> What to work on:
Below are records. Copy every line with "description" in it.

> Input records:
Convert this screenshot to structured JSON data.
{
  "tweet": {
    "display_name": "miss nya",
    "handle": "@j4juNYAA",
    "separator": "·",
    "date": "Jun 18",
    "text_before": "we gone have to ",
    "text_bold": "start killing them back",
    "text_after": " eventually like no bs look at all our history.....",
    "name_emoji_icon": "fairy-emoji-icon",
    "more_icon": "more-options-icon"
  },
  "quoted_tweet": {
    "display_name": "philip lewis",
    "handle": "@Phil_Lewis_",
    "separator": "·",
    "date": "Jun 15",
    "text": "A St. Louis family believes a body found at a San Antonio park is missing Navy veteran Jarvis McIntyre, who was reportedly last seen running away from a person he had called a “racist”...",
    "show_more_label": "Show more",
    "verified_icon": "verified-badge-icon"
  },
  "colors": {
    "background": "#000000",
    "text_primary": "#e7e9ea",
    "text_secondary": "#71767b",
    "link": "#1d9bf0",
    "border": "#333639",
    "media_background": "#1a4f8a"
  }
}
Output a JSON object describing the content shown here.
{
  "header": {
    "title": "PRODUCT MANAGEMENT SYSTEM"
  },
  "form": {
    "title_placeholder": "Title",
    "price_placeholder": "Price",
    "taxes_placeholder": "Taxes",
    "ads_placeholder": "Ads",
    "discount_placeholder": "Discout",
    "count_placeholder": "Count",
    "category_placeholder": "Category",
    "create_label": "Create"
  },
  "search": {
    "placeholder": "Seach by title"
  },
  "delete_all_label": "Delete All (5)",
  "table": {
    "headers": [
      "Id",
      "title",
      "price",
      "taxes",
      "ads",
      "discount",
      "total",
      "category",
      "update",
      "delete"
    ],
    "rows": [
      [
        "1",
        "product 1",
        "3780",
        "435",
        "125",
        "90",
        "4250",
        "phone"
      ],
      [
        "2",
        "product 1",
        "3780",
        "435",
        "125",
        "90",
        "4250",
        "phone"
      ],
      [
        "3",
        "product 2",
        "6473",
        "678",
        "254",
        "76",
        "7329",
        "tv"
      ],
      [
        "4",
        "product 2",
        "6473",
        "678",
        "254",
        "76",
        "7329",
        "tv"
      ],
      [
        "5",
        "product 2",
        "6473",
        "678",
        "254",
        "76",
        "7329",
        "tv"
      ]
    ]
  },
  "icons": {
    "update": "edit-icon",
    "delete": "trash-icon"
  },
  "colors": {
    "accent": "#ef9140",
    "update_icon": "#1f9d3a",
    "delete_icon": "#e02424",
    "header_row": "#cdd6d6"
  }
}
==
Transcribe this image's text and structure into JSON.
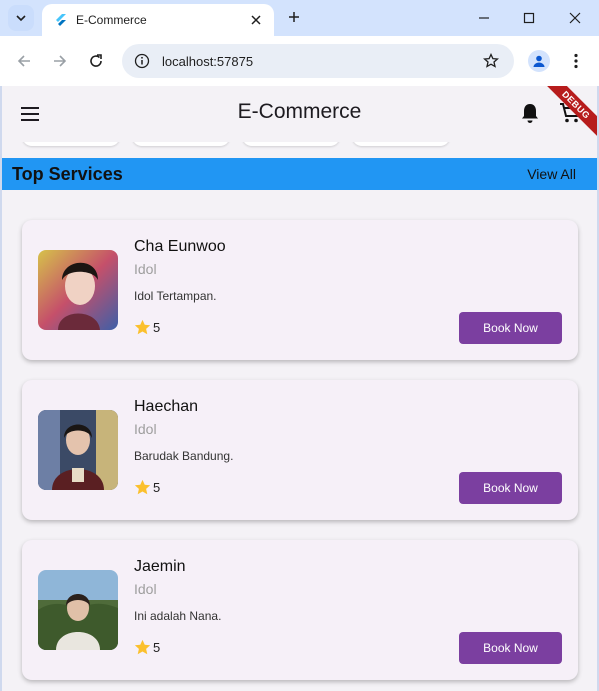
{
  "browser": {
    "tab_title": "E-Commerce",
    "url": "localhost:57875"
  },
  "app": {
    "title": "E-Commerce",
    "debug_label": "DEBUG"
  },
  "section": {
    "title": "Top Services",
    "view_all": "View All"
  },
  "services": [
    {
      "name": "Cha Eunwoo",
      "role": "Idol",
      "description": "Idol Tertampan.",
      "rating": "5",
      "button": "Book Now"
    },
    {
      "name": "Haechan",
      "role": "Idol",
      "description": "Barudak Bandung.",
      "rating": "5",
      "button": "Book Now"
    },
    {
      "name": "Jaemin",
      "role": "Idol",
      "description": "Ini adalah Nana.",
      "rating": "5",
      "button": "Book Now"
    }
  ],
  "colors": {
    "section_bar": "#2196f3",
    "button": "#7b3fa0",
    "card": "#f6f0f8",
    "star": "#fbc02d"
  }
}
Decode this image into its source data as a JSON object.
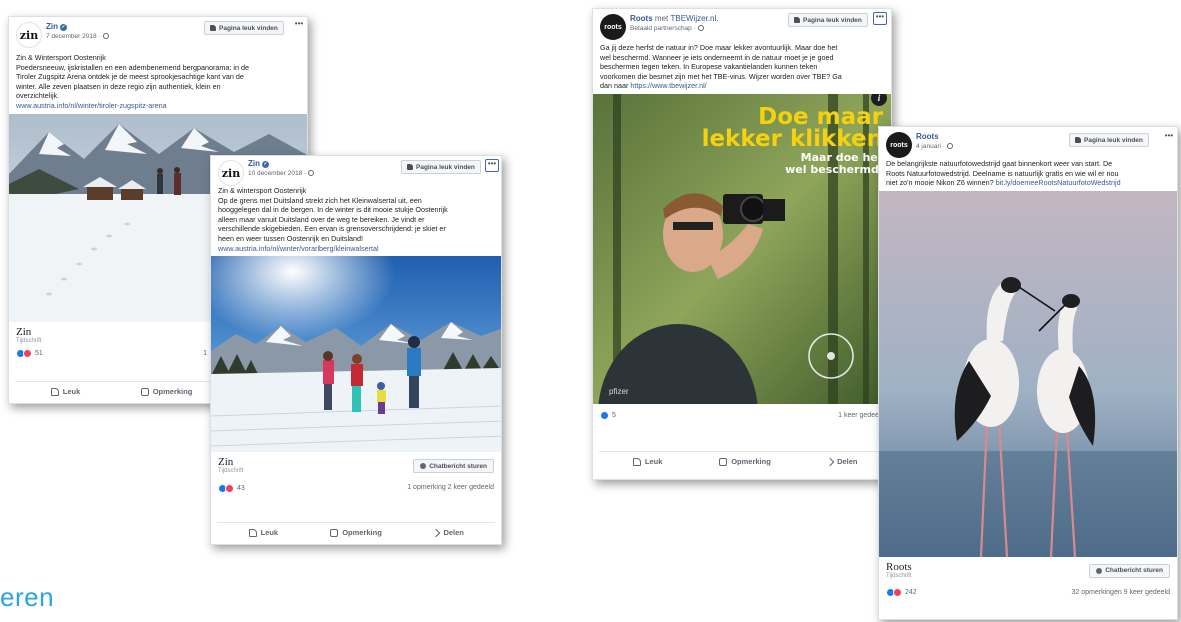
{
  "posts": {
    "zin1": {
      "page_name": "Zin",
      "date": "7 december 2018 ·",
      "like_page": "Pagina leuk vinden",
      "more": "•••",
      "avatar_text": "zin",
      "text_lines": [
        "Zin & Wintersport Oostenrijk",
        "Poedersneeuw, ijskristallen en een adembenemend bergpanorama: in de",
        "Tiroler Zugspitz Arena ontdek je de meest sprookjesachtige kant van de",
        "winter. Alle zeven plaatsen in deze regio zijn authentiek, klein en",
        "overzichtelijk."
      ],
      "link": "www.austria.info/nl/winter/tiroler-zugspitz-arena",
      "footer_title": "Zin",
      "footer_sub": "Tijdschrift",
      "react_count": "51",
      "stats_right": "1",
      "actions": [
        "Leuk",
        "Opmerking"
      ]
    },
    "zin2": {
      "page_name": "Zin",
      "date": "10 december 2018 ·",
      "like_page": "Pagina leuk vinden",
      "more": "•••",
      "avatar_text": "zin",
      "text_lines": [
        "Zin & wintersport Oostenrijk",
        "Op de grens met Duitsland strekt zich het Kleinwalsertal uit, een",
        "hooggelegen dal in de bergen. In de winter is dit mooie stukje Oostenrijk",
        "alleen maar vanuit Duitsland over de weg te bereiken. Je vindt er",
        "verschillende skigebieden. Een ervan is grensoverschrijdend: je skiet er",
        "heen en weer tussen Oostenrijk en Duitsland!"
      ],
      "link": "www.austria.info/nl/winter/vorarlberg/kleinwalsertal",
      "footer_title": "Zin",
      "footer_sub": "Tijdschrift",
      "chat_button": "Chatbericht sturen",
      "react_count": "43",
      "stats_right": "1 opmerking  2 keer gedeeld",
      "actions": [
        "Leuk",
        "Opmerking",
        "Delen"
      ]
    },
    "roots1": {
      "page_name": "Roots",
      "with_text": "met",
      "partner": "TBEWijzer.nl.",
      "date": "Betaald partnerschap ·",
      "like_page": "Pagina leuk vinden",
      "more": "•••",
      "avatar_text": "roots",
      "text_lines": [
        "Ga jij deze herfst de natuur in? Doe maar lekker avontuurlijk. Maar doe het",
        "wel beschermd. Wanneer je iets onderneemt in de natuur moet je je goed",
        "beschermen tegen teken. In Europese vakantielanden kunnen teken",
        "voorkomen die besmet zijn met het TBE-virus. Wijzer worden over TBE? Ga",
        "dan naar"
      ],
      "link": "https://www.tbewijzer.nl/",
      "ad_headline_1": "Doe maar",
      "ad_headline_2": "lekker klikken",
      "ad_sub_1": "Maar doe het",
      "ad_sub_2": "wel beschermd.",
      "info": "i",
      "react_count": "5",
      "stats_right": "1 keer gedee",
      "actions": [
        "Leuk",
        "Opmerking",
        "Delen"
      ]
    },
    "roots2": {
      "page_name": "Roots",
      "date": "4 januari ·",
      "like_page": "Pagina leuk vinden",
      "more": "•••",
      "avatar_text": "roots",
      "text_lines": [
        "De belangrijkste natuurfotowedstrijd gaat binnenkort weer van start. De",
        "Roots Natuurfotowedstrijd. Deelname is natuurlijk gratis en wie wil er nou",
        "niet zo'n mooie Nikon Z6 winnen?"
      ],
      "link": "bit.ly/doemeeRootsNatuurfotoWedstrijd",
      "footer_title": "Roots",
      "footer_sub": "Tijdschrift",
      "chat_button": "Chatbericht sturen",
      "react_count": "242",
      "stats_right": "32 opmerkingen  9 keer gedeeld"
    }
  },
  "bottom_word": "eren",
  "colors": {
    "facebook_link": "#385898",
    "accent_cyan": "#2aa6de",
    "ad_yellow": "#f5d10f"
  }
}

> Answer for this exercise:
      "description": "Idol Tertampan.",
      "description": "Barudak Bandung.",
      "description": "Ini adalah Nana.",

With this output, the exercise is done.